We've entered the holiday season now here in the US. I've already started listening to the Christmas music that I enjoy, even though I'm an atheist. My enjoyment of the music stems from so many years of playing saxaphone growing up and the many concerts I played. The nights are slightly shorter, and while we rarey have snow here, the weather isn't quite as nice as the rest of the year. So I'm settling in for a few month stretch of being indoors, but what to do?
In a recent email exchange with a friend, we were talking about the skeptic movement in the US, and it was clear to her that I was pretty disillusioned with the whole thing. She's right, too. I am. It seems the power of the internet has mainly been used to further political agendas versus skepticism and since the internet is my main conduit into the movement it looks like a mess. Too many white nights, Twitter only activitists, politics, lies, faux outrage, bad astronomers, etc. You get the point.
So, in order to take a step back and refresh the skeptic batteries, I'm putting together a list of books I want to re-read, to remind myself why I got into skepticism to begin with. What got me interested in skepticism in the first place was debunking myths, challenging the common wisdom, and saving people from scams. Some of that shaped my politics where I ended up as a libertarian. It also helped shaped my career as a computer programmer where logic is king.
Skepticism used to be a lot more fun, frankly. Or rather, I've gotten away from the fun stuff as all the politics took over. It isn't a matter of wanting things the way they were. Rarely is any thing or any movement the way it should be, but instead you're in a constant state of trying to achieve those ideals. That's what I remember in the skeptic movement from my early days.
So with that in mind, here are the list of books I plan to re-read this winter:
- The Demon-Haunted World by Carl Sagan
- UFOs — Identified by Philip Klass
- Mistakes Were Made (But Not by Me) by Carol Tavris
- The Faith Healers by James Randi.

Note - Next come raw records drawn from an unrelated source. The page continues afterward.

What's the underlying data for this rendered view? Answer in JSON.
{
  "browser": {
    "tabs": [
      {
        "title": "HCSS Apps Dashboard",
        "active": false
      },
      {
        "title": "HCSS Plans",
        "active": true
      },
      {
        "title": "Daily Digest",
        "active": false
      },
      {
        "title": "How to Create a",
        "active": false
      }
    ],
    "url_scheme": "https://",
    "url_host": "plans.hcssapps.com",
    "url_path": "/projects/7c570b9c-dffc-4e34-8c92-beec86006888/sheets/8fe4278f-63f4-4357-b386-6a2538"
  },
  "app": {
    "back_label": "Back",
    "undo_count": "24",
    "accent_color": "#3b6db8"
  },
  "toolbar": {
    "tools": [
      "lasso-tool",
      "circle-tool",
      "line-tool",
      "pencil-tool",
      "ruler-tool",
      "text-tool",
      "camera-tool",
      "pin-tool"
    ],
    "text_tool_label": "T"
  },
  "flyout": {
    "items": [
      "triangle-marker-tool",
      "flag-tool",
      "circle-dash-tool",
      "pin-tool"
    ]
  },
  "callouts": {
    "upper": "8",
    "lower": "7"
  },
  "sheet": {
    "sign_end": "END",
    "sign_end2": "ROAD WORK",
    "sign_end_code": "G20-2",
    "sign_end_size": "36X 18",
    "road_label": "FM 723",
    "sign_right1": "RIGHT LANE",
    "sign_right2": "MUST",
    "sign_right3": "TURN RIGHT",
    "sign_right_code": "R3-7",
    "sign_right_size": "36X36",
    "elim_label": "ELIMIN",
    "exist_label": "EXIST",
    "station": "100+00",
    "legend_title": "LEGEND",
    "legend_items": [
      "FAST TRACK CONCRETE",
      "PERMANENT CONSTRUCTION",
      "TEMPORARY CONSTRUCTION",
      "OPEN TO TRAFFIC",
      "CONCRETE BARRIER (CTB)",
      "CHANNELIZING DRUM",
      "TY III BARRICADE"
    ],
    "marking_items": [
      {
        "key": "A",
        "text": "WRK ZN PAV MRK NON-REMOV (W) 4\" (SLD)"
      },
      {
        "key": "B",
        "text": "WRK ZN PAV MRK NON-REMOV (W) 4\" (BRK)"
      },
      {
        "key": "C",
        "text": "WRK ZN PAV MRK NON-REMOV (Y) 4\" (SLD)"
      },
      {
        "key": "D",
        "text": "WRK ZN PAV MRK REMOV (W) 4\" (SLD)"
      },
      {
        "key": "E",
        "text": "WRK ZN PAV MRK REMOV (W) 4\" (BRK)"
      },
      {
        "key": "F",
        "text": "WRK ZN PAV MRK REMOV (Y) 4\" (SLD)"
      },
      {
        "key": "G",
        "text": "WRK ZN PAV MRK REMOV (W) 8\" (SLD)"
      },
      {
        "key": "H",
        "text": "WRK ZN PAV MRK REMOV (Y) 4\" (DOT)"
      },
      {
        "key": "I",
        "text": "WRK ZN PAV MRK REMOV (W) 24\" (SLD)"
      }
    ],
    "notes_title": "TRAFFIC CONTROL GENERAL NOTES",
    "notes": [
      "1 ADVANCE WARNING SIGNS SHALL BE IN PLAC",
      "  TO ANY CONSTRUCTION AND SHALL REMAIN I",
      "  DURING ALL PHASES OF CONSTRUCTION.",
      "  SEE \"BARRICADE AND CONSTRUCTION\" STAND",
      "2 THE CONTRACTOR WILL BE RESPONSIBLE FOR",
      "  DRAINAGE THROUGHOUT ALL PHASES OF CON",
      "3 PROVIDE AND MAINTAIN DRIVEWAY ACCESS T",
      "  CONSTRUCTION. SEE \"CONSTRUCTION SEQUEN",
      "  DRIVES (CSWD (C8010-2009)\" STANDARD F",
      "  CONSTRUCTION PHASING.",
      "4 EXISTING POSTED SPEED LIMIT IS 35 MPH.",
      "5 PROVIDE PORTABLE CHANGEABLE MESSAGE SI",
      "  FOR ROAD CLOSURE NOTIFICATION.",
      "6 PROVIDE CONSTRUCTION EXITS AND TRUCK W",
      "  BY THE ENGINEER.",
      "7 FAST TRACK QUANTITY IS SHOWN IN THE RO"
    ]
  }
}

This is a very personal list I've put together. The books may seem like curious choices, perhaps outdated (why read a 1968 book on UFO's for example). The point for me though is to do a kind of reset, and come out of the winter more enthusiastic and inspired than I went into winter. This is like listening to a favorite song that reminds you of good times in the past. That's what I'm doing here. Just reminding myself of the good times of the past so I can make more good times in the future.